Venezuelan President Nicolas Maduro on Wednesday called for a snap general election to coincide with the presidential vote on April 22.
Maduro said the general election should include parliament, state councils and municipal bodies to ensure a “comprehensive renovation.”
The president said the all-powerful Constituent Assembly will decide on whether to hold parliamentary elections two years earlier than scheduled.
If Venezuela moves forward with a general election, it could upend opposition control of parliament after the Democratic Unity Roundtable (MUD), Venezuela’s main opposition alliance, announced a boycott of the presidential election earlier on Wednesday.

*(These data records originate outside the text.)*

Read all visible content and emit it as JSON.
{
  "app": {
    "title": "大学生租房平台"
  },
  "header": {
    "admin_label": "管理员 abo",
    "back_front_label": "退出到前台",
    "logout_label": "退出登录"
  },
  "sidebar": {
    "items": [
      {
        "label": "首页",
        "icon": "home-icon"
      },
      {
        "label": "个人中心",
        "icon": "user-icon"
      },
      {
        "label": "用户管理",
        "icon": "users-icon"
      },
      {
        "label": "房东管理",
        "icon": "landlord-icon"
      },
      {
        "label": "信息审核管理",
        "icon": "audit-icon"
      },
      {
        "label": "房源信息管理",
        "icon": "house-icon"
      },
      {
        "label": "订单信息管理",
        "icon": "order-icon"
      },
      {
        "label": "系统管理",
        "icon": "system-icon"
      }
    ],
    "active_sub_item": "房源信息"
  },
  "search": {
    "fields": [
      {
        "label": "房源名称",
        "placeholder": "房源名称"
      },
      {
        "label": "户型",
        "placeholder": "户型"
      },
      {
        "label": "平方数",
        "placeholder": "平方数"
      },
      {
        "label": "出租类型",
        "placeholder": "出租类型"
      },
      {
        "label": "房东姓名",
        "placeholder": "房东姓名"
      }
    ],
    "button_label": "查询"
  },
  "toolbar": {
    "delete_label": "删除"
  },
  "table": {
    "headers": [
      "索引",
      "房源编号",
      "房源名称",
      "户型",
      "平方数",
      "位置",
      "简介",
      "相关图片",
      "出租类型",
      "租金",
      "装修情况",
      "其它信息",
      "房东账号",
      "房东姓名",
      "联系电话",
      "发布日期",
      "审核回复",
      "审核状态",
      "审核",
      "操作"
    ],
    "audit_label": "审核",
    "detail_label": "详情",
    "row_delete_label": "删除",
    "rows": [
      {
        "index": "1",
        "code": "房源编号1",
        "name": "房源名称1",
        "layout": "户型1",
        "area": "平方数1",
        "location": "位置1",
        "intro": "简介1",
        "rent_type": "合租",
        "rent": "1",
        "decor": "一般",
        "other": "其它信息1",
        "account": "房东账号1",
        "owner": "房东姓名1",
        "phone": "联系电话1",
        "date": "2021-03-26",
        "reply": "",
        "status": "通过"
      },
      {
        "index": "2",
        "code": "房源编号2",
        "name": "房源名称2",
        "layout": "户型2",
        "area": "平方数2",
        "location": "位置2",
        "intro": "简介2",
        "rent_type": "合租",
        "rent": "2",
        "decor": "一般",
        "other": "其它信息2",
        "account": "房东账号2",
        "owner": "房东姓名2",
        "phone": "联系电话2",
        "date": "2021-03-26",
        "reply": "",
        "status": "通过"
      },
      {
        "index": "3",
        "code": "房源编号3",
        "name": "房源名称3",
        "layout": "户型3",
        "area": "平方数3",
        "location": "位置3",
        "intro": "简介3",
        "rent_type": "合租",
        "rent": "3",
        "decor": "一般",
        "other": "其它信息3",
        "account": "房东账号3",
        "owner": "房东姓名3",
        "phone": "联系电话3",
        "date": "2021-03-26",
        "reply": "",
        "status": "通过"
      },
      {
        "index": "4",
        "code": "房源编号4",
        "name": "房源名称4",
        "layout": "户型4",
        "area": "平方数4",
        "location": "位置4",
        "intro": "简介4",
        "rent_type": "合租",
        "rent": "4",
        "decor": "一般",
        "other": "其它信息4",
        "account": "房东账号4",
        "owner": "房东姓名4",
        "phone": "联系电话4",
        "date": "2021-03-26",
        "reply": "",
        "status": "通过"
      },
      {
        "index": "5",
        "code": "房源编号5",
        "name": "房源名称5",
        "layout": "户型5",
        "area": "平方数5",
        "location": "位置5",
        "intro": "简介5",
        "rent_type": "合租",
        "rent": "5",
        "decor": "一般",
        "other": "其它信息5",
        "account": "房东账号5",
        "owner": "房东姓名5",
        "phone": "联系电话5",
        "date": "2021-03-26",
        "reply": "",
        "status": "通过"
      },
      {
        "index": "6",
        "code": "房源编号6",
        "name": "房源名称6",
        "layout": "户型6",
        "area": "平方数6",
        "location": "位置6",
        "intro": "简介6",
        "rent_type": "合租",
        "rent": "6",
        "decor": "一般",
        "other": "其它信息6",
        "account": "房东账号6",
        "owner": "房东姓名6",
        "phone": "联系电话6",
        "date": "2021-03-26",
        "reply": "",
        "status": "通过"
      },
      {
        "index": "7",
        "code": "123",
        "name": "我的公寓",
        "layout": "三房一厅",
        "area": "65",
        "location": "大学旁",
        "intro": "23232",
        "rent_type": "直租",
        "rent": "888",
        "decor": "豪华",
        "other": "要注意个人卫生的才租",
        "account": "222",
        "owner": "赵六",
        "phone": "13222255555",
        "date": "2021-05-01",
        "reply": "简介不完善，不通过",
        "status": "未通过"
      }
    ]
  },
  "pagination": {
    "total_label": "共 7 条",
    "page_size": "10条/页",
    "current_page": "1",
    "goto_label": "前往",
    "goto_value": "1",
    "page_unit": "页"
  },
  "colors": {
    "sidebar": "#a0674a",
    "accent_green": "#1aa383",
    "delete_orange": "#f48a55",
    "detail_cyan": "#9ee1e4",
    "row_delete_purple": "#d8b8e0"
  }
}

Calls for boycott
The opposition coalition said it could not participate in the presidential election without guarantees from the government that the vote would be free and fair.
MUD demanded that the presidential election take place in the “second half of 2018” and held under a “balanced” electoral commission with the participation of independent international election monitors.
“In the name of the immense majority of Venezuelans, we challenge the Maduro government to measure itself against the people in real elections” later this year, the coalition said.
Shortly after the opposition’s announcement, Maduro said the election will go forward no matter what the circumstances may be. “We are going to the elections come rain, shine or lightning, with or without the MUD,” he said.
The Venezuelan government has struggled to deal with an economic crisis after oil prices collapsed in 2014. Maduro has witnessed support for his presidency plummet after his government failed to redress chronic shortages of food, medicine and basic supplies.
Last year, Venezuela was rocked by near-daily anti-government protests that left more than 100 people dead in the first half of the year. However, demonstrations slowed down after the Constituent Assembly stripped the opposition-held parliament of its legislative powers in August.
Meanwhile, the government has forced out allies-turned-critics from key positions, including former Attorney General Luisa Ortega Diaz. Analysts believe Maduro is attempting to consolidate power as he heads into presidential elections practically uncontested for a second six-year term.